(LISTED ENTRIES)

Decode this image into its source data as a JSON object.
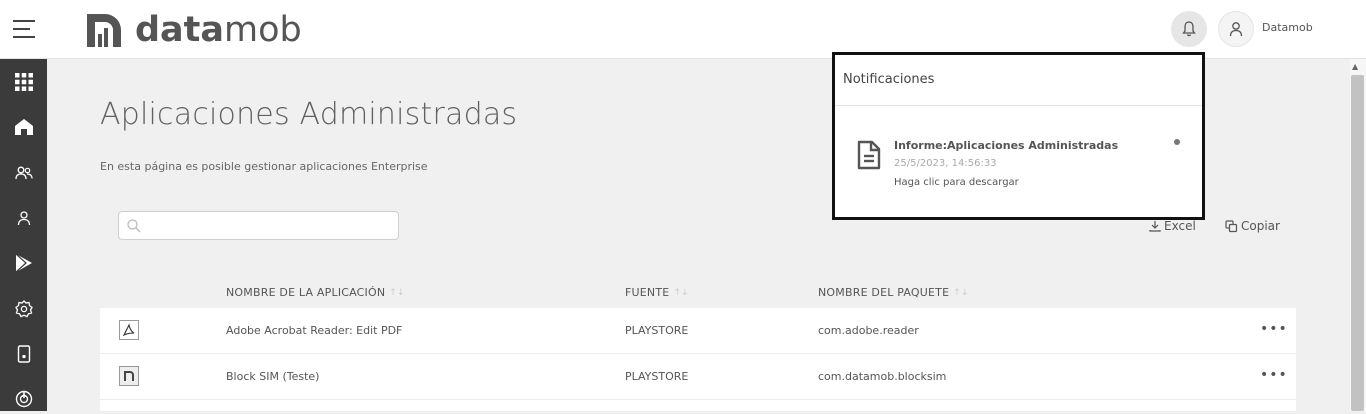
{
  "header": {
    "logo_text_bold": "data",
    "logo_text_light": "mob",
    "user_name": "Datamob",
    "icons": {
      "menu": "hamburger-icon",
      "bell": "bell-icon",
      "user": "user-icon"
    }
  },
  "sidebar": {
    "items": [
      {
        "icon": "apps-grid-icon"
      },
      {
        "icon": "home-icon"
      },
      {
        "icon": "users-icon"
      },
      {
        "icon": "user-icon"
      },
      {
        "icon": "play-store-icon"
      },
      {
        "icon": "settings-icon"
      },
      {
        "icon": "device-icon"
      },
      {
        "icon": "power-icon"
      }
    ]
  },
  "page": {
    "title": "Aplicaciones Administradas",
    "subtitle": "En esta página es posible gestionar aplicaciones Enterprise",
    "search_placeholder": ""
  },
  "toolbar": {
    "excel_label": "Excel",
    "copy_label": "Copiar"
  },
  "table": {
    "columns": [
      "NOMBRE DE LA APLICACIÓN",
      "FUENTE",
      "NOMBRE DEL PAQUETE"
    ],
    "rows": [
      {
        "name": "Adobe Acrobat Reader: Edit PDF",
        "source": "PLAYSTORE",
        "package": "com.adobe.reader",
        "more": "•••"
      },
      {
        "name": "Block SIM (Teste)",
        "source": "PLAYSTORE",
        "package": "com.datamob.blocksim",
        "more": "•••"
      }
    ]
  },
  "notifications": {
    "title": "Notificaciones",
    "items": [
      {
        "title": "Informe:Aplicaciones Administradas",
        "time": "25/5/2023, 14:56:33",
        "message": "Haga clic para descargar",
        "icon": "document-icon"
      }
    ]
  },
  "colors": {
    "sidebar_bg": "#3b3b3b",
    "page_bg": "#f0f0f0",
    "popup_border": "#111111"
  }
}
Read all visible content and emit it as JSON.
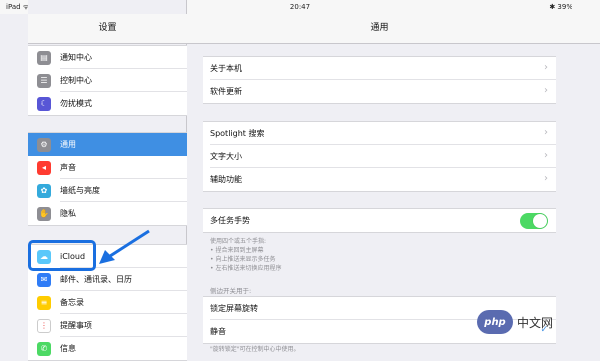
{
  "status_bar": {
    "left": "iPad ᯤ",
    "time": "20:47",
    "right": "✱ 39%"
  },
  "sidebar": {
    "title": "设置",
    "groups": [
      [
        {
          "label": "通知中心",
          "icon": "notification-center-icon",
          "color": "#8e8e93",
          "glyph": "▤"
        },
        {
          "label": "控制中心",
          "icon": "control-center-icon",
          "color": "#8e8e93",
          "glyph": "☰"
        },
        {
          "label": "勿扰模式",
          "icon": "moon-icon",
          "color": "#5856d6",
          "glyph": "☾"
        }
      ],
      [
        {
          "label": "通用",
          "icon": "gear-icon",
          "color": "#8e8e93",
          "glyph": "⚙",
          "selected": true
        },
        {
          "label": "声音",
          "icon": "sound-icon",
          "color": "#ff3b30",
          "glyph": "◂"
        },
        {
          "label": "墙纸与亮度",
          "icon": "wallpaper-icon",
          "color": "#34aadc",
          "glyph": "✿"
        },
        {
          "label": "隐私",
          "icon": "privacy-hand-icon",
          "color": "#8e8e93",
          "glyph": "✋"
        }
      ],
      [
        {
          "label": "iCloud",
          "icon": "icloud-icon",
          "color": "#5ac8fa",
          "glyph": "☁"
        },
        {
          "label": "邮件、通讯录、日历",
          "icon": "mail-icon",
          "color": "#2f7cf6",
          "glyph": "✉"
        },
        {
          "label": "备忘录",
          "icon": "notes-icon",
          "color": "#ffcc00",
          "glyph": "≡"
        },
        {
          "label": "提醒事项",
          "icon": "reminders-icon",
          "color": "#ffffff",
          "glyph": "⋮"
        },
        {
          "label": "信息",
          "icon": "messages-icon",
          "color": "#4cd964",
          "glyph": "✆"
        }
      ]
    ]
  },
  "main": {
    "title": "通用",
    "group1": [
      "关于本机",
      "软件更新"
    ],
    "group2": [
      "Spotlight 搜索",
      "文字大小",
      "辅助功能"
    ],
    "multitask": {
      "label": "多任务手势",
      "on": true
    },
    "multitask_notes": [
      "使用四个或五个手指:",
      "• 捏合来回到主屏幕",
      "• 向上推送来显示多任务",
      "• 左右推送来切换应用程序"
    ],
    "side_switch_label": "侧边开关用于:",
    "side_switch_options": [
      {
        "label": "锁定屏幕旋转",
        "checked": false
      },
      {
        "label": "静音",
        "checked": true
      }
    ],
    "bottom_note": "\"旋转锁定\"可在控制中心中使用。"
  },
  "watermark": {
    "logo": "php",
    "text": "中文网"
  }
}
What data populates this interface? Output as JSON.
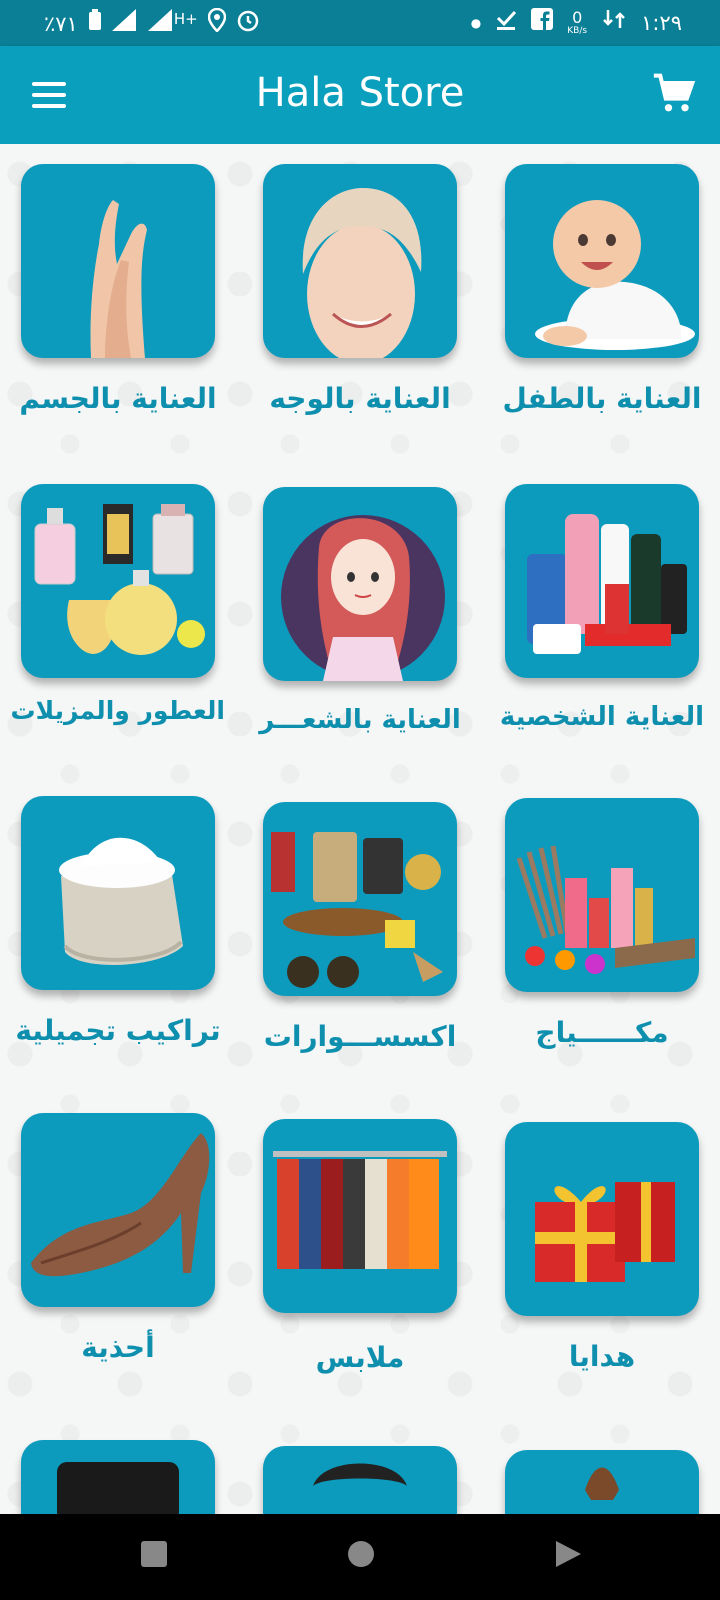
{
  "status_bar": {
    "battery": "٪٧١",
    "network": "H+",
    "speed_value": "0",
    "speed_unit": "KB/s",
    "time": "١:٢٩"
  },
  "app_bar": {
    "title": "Hala Store"
  },
  "categories": [
    {
      "label": "العناية بالجسم",
      "icon": "hands-image"
    },
    {
      "label": "العناية بالوجه",
      "icon": "face-towel-image"
    },
    {
      "label": "العناية بالطفل",
      "icon": "baby-image"
    },
    {
      "label": "العطور والمزيلات",
      "icon": "perfume-bottles-image"
    },
    {
      "label": "العناية بالشعـــر",
      "icon": "girl-hair-image"
    },
    {
      "label": "العناية الشخصية",
      "icon": "toiletries-image"
    },
    {
      "label": "تراكيب تجميلية",
      "icon": "cream-jar-image"
    },
    {
      "label": "اكسســـوارات",
      "icon": "accessories-image"
    },
    {
      "label": "مكــــــياج",
      "icon": "makeup-image"
    },
    {
      "label": "أحذية",
      "icon": "high-heel-image"
    },
    {
      "label": "ملابس",
      "icon": "clothes-rack-image"
    },
    {
      "label": "هدايا",
      "icon": "gift-boxes-image"
    }
  ],
  "colors": {
    "status": "#0a7f95",
    "appbar": "#0a9fbd",
    "tile": "#0c9bbd",
    "label": "#0e8fae"
  }
}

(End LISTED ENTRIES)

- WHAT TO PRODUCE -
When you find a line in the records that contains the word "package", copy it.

- EXERCISE OUTPUT -
        "package": "com.adobe.reader",
        "package": "com.datamob.blocksim",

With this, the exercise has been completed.